# [Material for this exercise]
# # # #
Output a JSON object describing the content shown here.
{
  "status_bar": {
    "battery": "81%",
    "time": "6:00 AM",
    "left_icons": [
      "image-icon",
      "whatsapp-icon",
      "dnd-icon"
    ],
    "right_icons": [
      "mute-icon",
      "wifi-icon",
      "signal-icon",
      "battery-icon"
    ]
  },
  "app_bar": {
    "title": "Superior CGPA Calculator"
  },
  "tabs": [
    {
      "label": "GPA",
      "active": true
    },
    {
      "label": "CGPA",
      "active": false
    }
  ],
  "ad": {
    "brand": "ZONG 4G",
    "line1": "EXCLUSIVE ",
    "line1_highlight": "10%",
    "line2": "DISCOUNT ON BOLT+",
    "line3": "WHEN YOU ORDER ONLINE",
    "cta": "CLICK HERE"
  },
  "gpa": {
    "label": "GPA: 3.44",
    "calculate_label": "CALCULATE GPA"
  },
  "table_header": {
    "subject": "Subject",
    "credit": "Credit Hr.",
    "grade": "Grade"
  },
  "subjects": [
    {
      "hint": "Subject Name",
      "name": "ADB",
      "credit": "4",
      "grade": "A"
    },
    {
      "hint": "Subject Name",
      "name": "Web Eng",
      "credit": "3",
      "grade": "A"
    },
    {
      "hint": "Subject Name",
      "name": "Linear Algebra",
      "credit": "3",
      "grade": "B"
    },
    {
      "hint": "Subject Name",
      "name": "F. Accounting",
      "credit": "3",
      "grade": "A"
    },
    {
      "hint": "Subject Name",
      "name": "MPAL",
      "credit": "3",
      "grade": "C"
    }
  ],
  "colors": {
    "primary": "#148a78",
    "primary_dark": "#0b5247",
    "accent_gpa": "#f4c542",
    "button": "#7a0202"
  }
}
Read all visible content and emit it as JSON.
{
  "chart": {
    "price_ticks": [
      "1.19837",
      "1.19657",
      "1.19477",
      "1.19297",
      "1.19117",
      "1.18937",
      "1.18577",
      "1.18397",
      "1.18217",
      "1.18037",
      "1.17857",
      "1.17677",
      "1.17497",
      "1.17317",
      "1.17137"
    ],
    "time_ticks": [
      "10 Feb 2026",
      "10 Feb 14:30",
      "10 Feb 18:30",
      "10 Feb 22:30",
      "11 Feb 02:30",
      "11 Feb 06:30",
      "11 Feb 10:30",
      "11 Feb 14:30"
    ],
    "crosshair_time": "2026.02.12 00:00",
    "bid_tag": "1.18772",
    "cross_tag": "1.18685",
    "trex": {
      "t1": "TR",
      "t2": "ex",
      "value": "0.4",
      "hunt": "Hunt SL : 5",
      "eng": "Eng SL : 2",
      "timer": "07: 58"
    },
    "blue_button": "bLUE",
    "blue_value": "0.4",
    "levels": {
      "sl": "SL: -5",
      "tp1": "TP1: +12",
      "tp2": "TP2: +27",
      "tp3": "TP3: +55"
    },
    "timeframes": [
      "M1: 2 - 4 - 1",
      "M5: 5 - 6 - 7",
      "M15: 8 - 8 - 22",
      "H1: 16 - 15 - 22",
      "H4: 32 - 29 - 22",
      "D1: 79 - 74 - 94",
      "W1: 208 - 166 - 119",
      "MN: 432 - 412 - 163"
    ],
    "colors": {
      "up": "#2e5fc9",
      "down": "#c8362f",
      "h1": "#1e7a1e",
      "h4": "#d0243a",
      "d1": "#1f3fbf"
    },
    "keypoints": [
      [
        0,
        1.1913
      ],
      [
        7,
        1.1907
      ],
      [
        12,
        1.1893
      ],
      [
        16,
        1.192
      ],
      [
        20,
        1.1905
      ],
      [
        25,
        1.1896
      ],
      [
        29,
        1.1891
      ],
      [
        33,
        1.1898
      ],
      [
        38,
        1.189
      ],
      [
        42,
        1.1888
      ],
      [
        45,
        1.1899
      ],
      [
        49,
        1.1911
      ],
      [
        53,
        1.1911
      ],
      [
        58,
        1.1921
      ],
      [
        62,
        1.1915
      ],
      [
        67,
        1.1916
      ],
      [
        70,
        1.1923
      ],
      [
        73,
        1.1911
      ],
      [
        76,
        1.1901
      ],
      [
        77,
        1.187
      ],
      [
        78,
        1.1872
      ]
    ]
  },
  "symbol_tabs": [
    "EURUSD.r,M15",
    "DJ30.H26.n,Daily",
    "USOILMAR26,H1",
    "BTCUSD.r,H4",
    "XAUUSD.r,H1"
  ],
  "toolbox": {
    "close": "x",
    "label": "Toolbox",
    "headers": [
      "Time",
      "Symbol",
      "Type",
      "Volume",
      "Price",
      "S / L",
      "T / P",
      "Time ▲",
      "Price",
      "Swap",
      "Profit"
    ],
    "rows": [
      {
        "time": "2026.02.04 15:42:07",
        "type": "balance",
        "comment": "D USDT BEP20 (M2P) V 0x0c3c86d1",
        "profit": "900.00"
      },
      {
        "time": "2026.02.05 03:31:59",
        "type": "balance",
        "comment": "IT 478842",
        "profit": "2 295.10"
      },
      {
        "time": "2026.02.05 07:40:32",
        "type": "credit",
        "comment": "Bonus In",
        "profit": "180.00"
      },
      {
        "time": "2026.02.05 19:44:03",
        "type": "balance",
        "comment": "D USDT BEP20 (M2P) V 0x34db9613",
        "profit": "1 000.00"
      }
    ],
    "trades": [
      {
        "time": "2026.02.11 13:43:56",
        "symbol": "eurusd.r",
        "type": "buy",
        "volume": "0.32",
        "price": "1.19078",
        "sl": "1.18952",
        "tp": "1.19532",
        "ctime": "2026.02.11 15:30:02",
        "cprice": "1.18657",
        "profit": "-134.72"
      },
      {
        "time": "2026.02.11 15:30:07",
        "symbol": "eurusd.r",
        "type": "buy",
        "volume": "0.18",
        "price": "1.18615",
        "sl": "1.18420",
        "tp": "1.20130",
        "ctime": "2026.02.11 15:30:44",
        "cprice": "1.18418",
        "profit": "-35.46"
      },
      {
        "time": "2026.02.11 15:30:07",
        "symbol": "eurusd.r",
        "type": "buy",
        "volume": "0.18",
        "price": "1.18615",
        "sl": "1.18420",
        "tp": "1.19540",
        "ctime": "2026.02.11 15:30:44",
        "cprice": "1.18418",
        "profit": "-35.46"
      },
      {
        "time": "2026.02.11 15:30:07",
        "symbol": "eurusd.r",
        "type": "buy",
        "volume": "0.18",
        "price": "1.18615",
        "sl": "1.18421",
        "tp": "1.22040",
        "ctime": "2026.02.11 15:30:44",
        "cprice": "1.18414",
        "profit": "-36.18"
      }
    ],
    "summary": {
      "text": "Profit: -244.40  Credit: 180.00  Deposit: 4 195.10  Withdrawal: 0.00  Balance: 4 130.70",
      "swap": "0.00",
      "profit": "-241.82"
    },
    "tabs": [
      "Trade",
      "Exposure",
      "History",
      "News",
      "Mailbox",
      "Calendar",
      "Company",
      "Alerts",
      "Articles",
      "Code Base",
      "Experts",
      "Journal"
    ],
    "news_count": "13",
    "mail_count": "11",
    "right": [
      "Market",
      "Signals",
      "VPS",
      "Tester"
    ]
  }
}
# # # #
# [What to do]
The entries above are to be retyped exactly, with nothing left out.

# [Solution]
Output a JSON object describing the content shown here.
{
  "status_bar": {
    "battery": "81%",
    "time": "6:00 AM",
    "left_icons": [
      "image-icon",
      "whatsapp-icon",
      "dnd-icon"
    ],
    "right_icons": [
      "mute-icon",
      "wifi-icon",
      "signal-icon",
      "battery-icon"
    ]
  },
  "app_bar": {
    "title": "Superior CGPA Calculator"
  },
  "tabs": [
    {
      "label": "GPA",
      "active": true
    },
    {
      "label": "CGPA",
      "active": false
    }
  ],
  "ad": {
    "brand": "ZONG 4G",
    "line1": "EXCLUSIVE ",
    "line1_highlight": "10%",
    "line2": "DISCOUNT ON BOLT+",
    "line3": "WHEN YOU ORDER ONLINE",
    "cta": "CLICK HERE"
  },
  "gpa": {
    "label": "GPA: 3.44",
    "calculate_label": "CALCULATE GPA"
  },
  "table_header": {
    "subject": "Subject",
    "credit": "Credit Hr.",
    "grade": "Grade"
  },
  "subjects": [
    {
      "hint": "Subject Name",
      "name": "ADB",
      "credit": "4",
      "grade": "A"
    },
    {
      "hint": "Subject Name",
      "name": "Web Eng",
      "credit": "3",
      "grade": "A"
    },
    {
      "hint": "Subject Name",
      "name": "Linear Algebra",
      "credit": "3",
      "grade": "B"
    },
    {
      "hint": "Subject Name",
      "name": "F. Accounting",
      "credit": "3",
      "grade": "A"
    },
    {
      "hint": "Subject Name",
      "name": "MPAL",
      "credit": "3",
      "grade": "C"
    }
  ],
  "colors": {
    "primary": "#148a78",
    "primary_dark": "#0b5247",
    "accent_gpa": "#f4c542",
    "button": "#7a0202"
  }
}
Read all visible content and emit it as JSON.
{
  "chart": {
    "price_ticks": [
      "1.19837",
      "1.19657",
      "1.19477",
      "1.19297",
      "1.19117",
      "1.18937",
      "1.18577",
      "1.18397",
      "1.18217",
      "1.18037",
      "1.17857",
      "1.17677",
      "1.17497",
      "1.17317",
      "1.17137"
    ],
    "time_ticks": [
      "10 Feb 2026",
      "10 Feb 14:30",
      "10 Feb 18:30",
      "10 Feb 22:30",
      "11 Feb 02:30",
      "11 Feb 06:30",
      "11 Feb 10:30",
      "11 Feb 14:30"
    ],
    "crosshair_time": "2026.02.12 00:00",
    "bid_tag": "1.18772",
    "cross_tag": "1.18685",
    "trex": {
      "t1": "TR",
      "t2": "ex",
      "value": "0.4",
      "hunt": "Hunt SL : 5",
      "eng": "Eng SL : 2",
      "timer": "07: 58"
    },
    "blue_button": "bLUE",
    "blue_value": "0.4",
    "levels": {
      "sl": "SL: -5",
      "tp1": "TP1: +12",
      "tp2": "TP2: +27",
      "tp3": "TP3: +55"
    },
    "timeframes": [
      "M1: 2 - 4 - 1",
      "M5: 5 - 6 - 7",
      "M15: 8 - 8 - 22",
      "H1: 16 - 15 - 22",
      "H4: 32 - 29 - 22",
      "D1: 79 - 74 - 94",
      "W1: 208 - 166 - 119",
      "MN: 432 - 412 - 163"
    ],
    "colors": {
      "up": "#2e5fc9",
      "down": "#c8362f",
      "h1": "#1e7a1e",
      "h4": "#d0243a",
      "d1": "#1f3fbf"
    },
    "keypoints": [
      [
        0,
        1.1913
      ],
      [
        7,
        1.1907
      ],
      [
        12,
        1.1893
      ],
      [
        16,
        1.192
      ],
      [
        20,
        1.1905
      ],
      [
        25,
        1.1896
      ],
      [
        29,
        1.1891
      ],
      [
        33,
        1.1898
      ],
      [
        38,
        1.189
      ],
      [
        42,
        1.1888
      ],
      [
        45,
        1.1899
      ],
      [
        49,
        1.1911
      ],
      [
        53,
        1.1911
      ],
      [
        58,
        1.1921
      ],
      [
        62,
        1.1915
      ],
      [
        67,
        1.1916
      ],
      [
        70,
        1.1923
      ],
      [
        73,
        1.1911
      ],
      [
        76,
        1.1901
      ],
      [
        77,
        1.187
      ],
      [
        78,
        1.1872
      ]
    ]
  },
  "symbol_tabs": [
    "EURUSD.r,M15",
    "DJ30.H26.n,Daily",
    "USOILMAR26,H1",
    "BTCUSD.r,H4",
    "XAUUSD.r,H1"
  ],
  "toolbox": {
    "close": "x",
    "label": "Toolbox",
    "headers": [
      "Time",
      "Symbol",
      "Type",
      "Volume",
      "Price",
      "S / L",
      "T / P",
      "Time ▲",
      "Price",
      "Swap",
      "Profit"
    ],
    "rows": [
      {
        "time": "2026.02.04 15:42:07",
        "type": "balance",
        "comment": "D USDT BEP20 (M2P) V 0x0c3c86d1",
        "profit": "900.00"
      },
      {
        "time": "2026.02.05 03:31:59",
        "type": "balance",
        "comment": "IT 478842",
        "profit": "2 295.10"
      },
      {
        "time": "2026.02.05 07:40:32",
        "type": "credit",
        "comment": "Bonus In",
        "profit": "180.00"
      },
      {
        "time": "2026.02.05 19:44:03",
        "type": "balance",
        "comment": "D USDT BEP20 (M2P) V 0x34db9613",
        "profit": "1 000.00"
      }
    ],
    "trades": [
      {
        "time": "2026.02.11 13:43:56",
        "symbol": "eurusd.r",
        "type": "buy",
        "volume": "0.32",
        "price": "1.19078",
        "sl": "1.18952",
        "tp": "1.19532",
        "ctime": "2026.02.11 15:30:02",
        "cprice": "1.18657",
        "profit": "-134.72"
      },
      {
        "time": "2026.02.11 15:30:07",
        "symbol": "eurusd.r",
        "type": "buy",
        "volume": "0.18",
        "price": "1.18615",
        "sl": "1.18420",
        "tp": "1.20130",
        "ctime": "2026.02.11 15:30:44",
        "cprice": "1.18418",
        "profit": "-35.46"
      },
      {
        "time": "2026.02.11 15:30:07",
        "symbol": "eurusd.r",
        "type": "buy",
        "volume": "0.18",
        "price": "1.18615",
        "sl": "1.18420",
        "tp": "1.19540",
        "ctime": "2026.02.11 15:30:44",
        "cprice": "1.18418",
        "profit": "-35.46"
      },
      {
        "time": "2026.02.11 15:30:07",
        "symbol": "eurusd.r",
        "type": "buy",
        "volume": "0.18",
        "price": "1.18615",
        "sl": "1.18421",
        "tp": "1.22040",
        "ctime": "2026.02.11 15:30:44",
        "cprice": "1.18414",
        "profit": "-36.18"
      }
    ],
    "summary": {
      "text": "Profit: -244.40  Credit: 180.00  Deposit: 4 195.10  Withdrawal: 0.00  Balance: 4 130.70",
      "swap": "0.00",
      "profit": "-241.82"
    },
    "tabs": [
      "Trade",
      "Exposure",
      "History",
      "News",
      "Mailbox",
      "Calendar",
      "Company",
      "Alerts",
      "Articles",
      "Code Base",
      "Experts",
      "Journal"
    ],
    "news_count": "13",
    "mail_count": "11",
    "right": [
      "Market",
      "Signals",
      "VPS",
      "Tester"
    ]
  }
}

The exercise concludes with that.